When the Seattle Studs first showed up to play in the National Baseball Congress World Series more than 20 years ago, they made an impression.
They were the Studs, after all. Never mind that the nickname reflects the team’s owner, Ben Cheney, who has been credited with inventing the 2-by-4, owned a lumber company in Tacoma, Wash., and helped subsidize the Studs.
When you decide to call yourselves the Studs, you learn to live with expectations. And for the most part, the baseball team from the Pacific Northwest has lived up to them — with one glaring exception.
In 18 previous World Series, the Studs had won zero. They finished second in three of the past five tournaments. Their manager, Barry Aden, experienced the disappointment of those close calls and was with the Tacoma Timbers in 1996 when that team, unbeaten on championship night, was defeated twice by the El Dorado Broncos.
So when Seattle third baseman Kyle Boe made the long throw across the infield to first baseman Bobby LeCount for the final out in a 5-1 win over the Wellington Heat on Saturday night at Lawrence-Dumont Stadium, the Studs acted like a bunch of school girls. They went crazy in celebration, hopping around and falling down and doing what a bunch of guys who understand how meaningful this championship is do.
“It feels like a million pounds was taken off our shoulders,’’ Aden said. “Finally, it’s our turn.’’
The Studs, unbeaten this year in six tournament games, started accumulating Wichita fans years ago and the group has multiplied over the years. The 75 or so most vocal fans behind the team’s dugout were beaming as the Studs players dogpiled near the pitcher’s mound, where right-hander David Benson had completed a four-hit masterpiece, losing his shutout in the ninth inning.
When Aden went to the mound after Wellington scored a run, he wasn’t about to pull Benson.
“I just told him what a pleasure it had been to watch him pitch for us,’’ Aden said.
Benson exemplifies what the Studs are about. He’s from nearby Everett and went to VCU to play baseball. Now almost 25, he’s not ready to stop doing what he loves. A Stud since 2008, he will go down in history as an NBC World Series Most Valuable Player and, more importantly, the guy who finally got a win in his third championship-game start.
Benson, catcher Garrett Brenda and pitcher Taylor Thompson have been with the Studs for six years. That’s typical for the team, which relies mostly on players who are from the area and has only a handful of guys who competed on the Division I level.
“Four championship games in six years says a lot about us,’’ Aden said. “We don’t have Division I players usually; we’re Division II and NAIA guys. That’s always been our make-up.’’
The Studs are a phenomenon in Wichita. They sell merchandise during the NBC World Series and it almost always flies off the shelves.
Yet in Tacoma, where the Studs play their home games, they are largely ignored.
“There’s a lot to do in Seattle and the area and when we play a game at home there are usually 40 or 50 people in the stands,’’ Aden said. “And it’s almost all wives, girlfriends, moms and dads. We don’t get people walking up to buy a ticket and watch a ballgame.’’

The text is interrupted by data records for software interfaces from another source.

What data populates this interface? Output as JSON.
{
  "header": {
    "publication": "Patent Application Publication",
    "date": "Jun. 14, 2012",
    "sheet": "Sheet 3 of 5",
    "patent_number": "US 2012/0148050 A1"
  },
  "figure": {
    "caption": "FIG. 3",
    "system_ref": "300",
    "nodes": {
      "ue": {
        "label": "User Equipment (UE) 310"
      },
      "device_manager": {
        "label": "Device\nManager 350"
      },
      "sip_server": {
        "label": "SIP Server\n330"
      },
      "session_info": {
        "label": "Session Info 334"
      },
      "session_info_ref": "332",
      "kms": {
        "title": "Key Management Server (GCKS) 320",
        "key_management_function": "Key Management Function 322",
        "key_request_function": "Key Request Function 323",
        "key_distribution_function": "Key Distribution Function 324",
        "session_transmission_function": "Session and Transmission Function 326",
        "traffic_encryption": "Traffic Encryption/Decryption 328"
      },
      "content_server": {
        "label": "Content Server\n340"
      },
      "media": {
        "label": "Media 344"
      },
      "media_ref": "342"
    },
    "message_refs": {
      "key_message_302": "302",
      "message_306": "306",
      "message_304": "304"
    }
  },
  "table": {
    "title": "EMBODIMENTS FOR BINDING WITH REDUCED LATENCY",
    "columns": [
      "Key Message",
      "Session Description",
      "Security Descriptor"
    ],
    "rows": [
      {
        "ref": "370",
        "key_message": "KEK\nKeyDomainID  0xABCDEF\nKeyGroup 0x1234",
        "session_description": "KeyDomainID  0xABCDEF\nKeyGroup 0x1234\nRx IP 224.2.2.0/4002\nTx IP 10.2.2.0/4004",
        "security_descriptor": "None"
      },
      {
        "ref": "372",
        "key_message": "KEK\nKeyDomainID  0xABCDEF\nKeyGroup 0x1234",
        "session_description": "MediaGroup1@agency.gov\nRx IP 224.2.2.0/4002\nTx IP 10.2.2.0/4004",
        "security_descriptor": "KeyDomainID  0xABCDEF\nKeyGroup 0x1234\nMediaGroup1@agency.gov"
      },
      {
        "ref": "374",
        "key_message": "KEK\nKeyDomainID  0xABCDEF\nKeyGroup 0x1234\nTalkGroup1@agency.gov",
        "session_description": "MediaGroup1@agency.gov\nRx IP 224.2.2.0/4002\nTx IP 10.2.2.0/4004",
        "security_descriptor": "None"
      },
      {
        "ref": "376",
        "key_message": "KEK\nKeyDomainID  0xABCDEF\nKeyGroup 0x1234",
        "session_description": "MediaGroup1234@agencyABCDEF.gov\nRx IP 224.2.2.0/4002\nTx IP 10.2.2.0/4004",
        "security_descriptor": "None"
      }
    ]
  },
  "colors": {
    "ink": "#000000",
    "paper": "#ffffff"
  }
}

The Studs play in the Pacific International League, which includes seven teams from Canada. Most of those teams are punchless, Aden said, so finding strong competition is a challenge.
“So we go to Humboldt to play the Crabs or to Marysville to play the Gold Sox,’’ Aden said, referring to two teams from northern California. “A couple of years ago we went to Santa Barbara to play the Foresters and had some games with the Conejo Oaks. We try to get to places like that to play tougher competition so that when we get here we’re not surprised by what we see.’’
This was expected to be a rebuilding year for the Studs, Aden said. Just before the NBC World Series started on July 27, Seattle’s best hitter, first baseman Brady Steiger, signed a free-agent contract with the New York Yankees. Steiger had been hitting .427 in 32 games with the Studs and his 39 RBIs are still 13 more than any other Seattle player.
But when the Studs step off the bus in Wichita, something happens. They’re transformed.
“We turn it up a notch when we get to this tournament,’’ Aden said. “We have more support here than we do at home. That’s why when we play here it feels like a home game. Plus, we’ve played a lot of games in this tournament over the years. So a lot of people here have seen us.’’
Wellington, in its first season with the Heat, was the crowd favorite. But the Heat never generated any, shut down by the determined Benson.
The Studs weren’t about to let another potential World Series championship slip away.
“This is our 60th year in existence,’’ Aden said. “We started in 1954.’’
It was about time.